Why Is My IP Blacklisted?
Much like Hollywood maintains a “blacklist” of unemployable celebrities, so the Internet keeps lists of IP addresses forbidden from performing certain actions. These IP blacklists, or IP blocklists, inconvenience users, especially if they didn’t do anything to achieve blacklist status. Each list has different standards for listing or delisting IP addresses, but if you’ve found your IP address on a blacklist and wondered how, we’ll cover the possible reasons why and what you can do about it below.
How do I know if my IP is blacklisted?
The simplest way to know if your IP is blacklisted is by using a blacklist check tool. Enter your IP into the IP blacklist checker. It returns the status of your IP in relation to several blocklists. If you don’t know your IP address, visit WhatIsMyIP.com first and check your IP; you can copy it from there.
Because domain name server blacklists don’t notify users when their IP address enters a blacklist, IP blacklist checks are the best way for users to tell whether or not their IP address has been blacklisted.
Reasons for a blacklisted IP address
There are several reasons why your IP may have ended up on a blocklist or in a blacklist database. It's quite possible that you did nothing wrong. Some blacklists or blocklists automatically add any IP addresses assigned via Dynamic Host Configuration Protocol (DHCP) from their Internet service provider (ISP). Almost all residential connections access the Internet through DHCP IP addresses, resulting in many unnecessary additions to IP blacklists. Business accounts, on the other hand, are more likely to be assigned static IP addresses, making them less susceptible to the issue.
Furthermore, if you do have a DHCP address, it’s possible that your presence on a blocklist has nothing to do with you at all. In some instances, the previous owner of an IP sent email spam, had a virus, or performed some other action to end up on the list. Networks eventually reuse IP addresses once an owner no longer needs it. If your IP is on a blocklist, it could be the result of a previous owner’s activity. Only your ISP knows who had the IP address prior to you; you may have done nothing wrong.
Viruses or malware also often cause an IP to end up on a blocklist. If your computer has malware, whether you know it or not, it may be attempting to communicate with other devices across a network. Networks perceive this activity as an attack, even though you aren’t in control of it. Eventually, another administrator computer detects the activity coming from your device, blocks the IP, and reports the IP address. Therefore, your IP address ends up on a blocklist. Similarly, if you or your mail server send spam, blacklists flag and block those accounts.
How do I get my IP address off a blacklist?
To get your IP address off a blacklist, first ensure that no infection exists on any devices within your network. Encountering a Trojan horse or keylogger would cause bigger issues than simply being blacklisted. You would want to take immediate action to remove the malware before moving forward. Determine your network is clean and that no unauthorized traffic is going out. Then, find the list containing your IP address. Contact them directly for removal.
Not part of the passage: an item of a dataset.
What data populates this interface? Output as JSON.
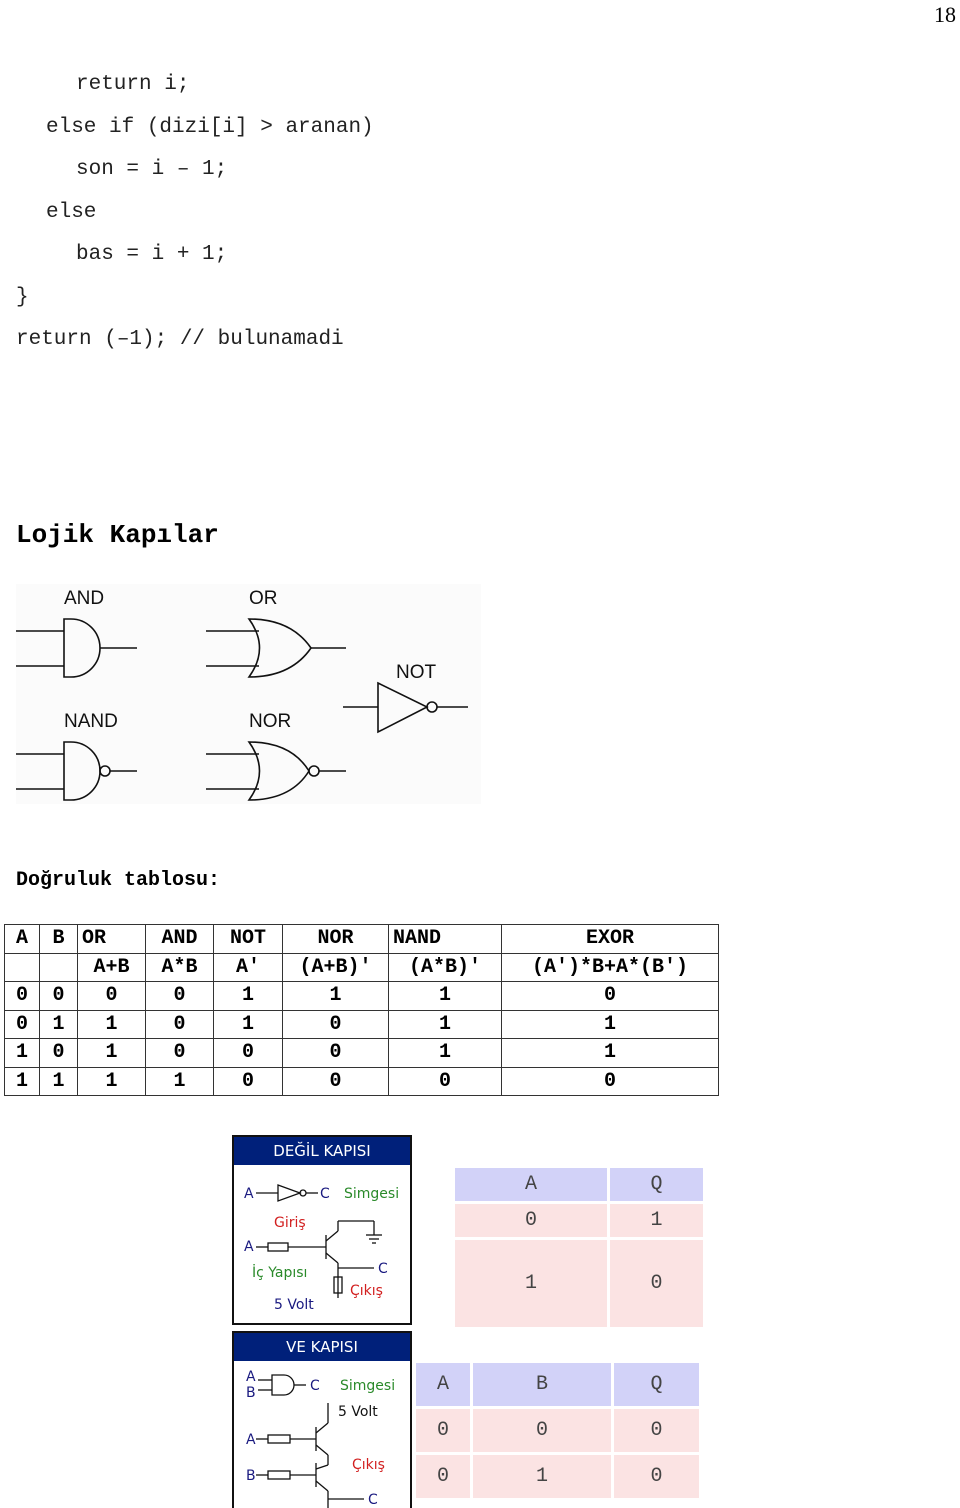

Every blacklist or blocklist follows a different process for requesting an IP removal. Unfortunately, just because you make a removal request doesn’t mean the list must honor the request. Nevertheless, a removal request is still the best method for going about removing your IP address from a blacklist or blocklist.
What to do if your IP address stays blacklisted
As mentioned in the previous section, in some cases blacklists or blocklists won't remove your IP address even following a request. The severity of the situation will depend on what you use your computer for. If you’re an average home user, having your IP address on a list likely makes little difference in your day-to-day online activity. However, if you’re a business owner and run your own mail server, a blacklisted server will cause serious issues.
If you find your IP address is still blacklisted, ensure that only clean devices exist on your network. Furthermore, ensure you configure your mail server correctly, eliminating potential spam messages. Lock down the mail server, allowing only authenticated users to send messages back and forth. Once you’ve made sure your network is clean, you can try requesting removal again.
In many cases, you can also hide or change your IP address in order to avoid remaining on the blacklist. While it won’t get your IP off the list, you’ll be using a new IP, so essentially you’ll be able to circumvent the blacklist. This works in cases where it’s a straightforward IP ban like in cases mentioned above. Examples include if the prior owner caused the ban, or if your IP is automatically banned from no fault of your own.
However, in other cases, changing your IP won’t help you avoid a ban. Game servers, for instance, often block a gamer ID rather than an IP address when they blacklist a user. This means it wouldn’t matter what IP you tried to access the server with. As long as it links to your online ID, the server identifies and blocks your access. Servers can also ban you by other identifying information, like email account or username. In any of these cases, changing your IP won’t matter.
In any blacklisting situation, your best bet is always to contact the blacklist directly and submit a removal request.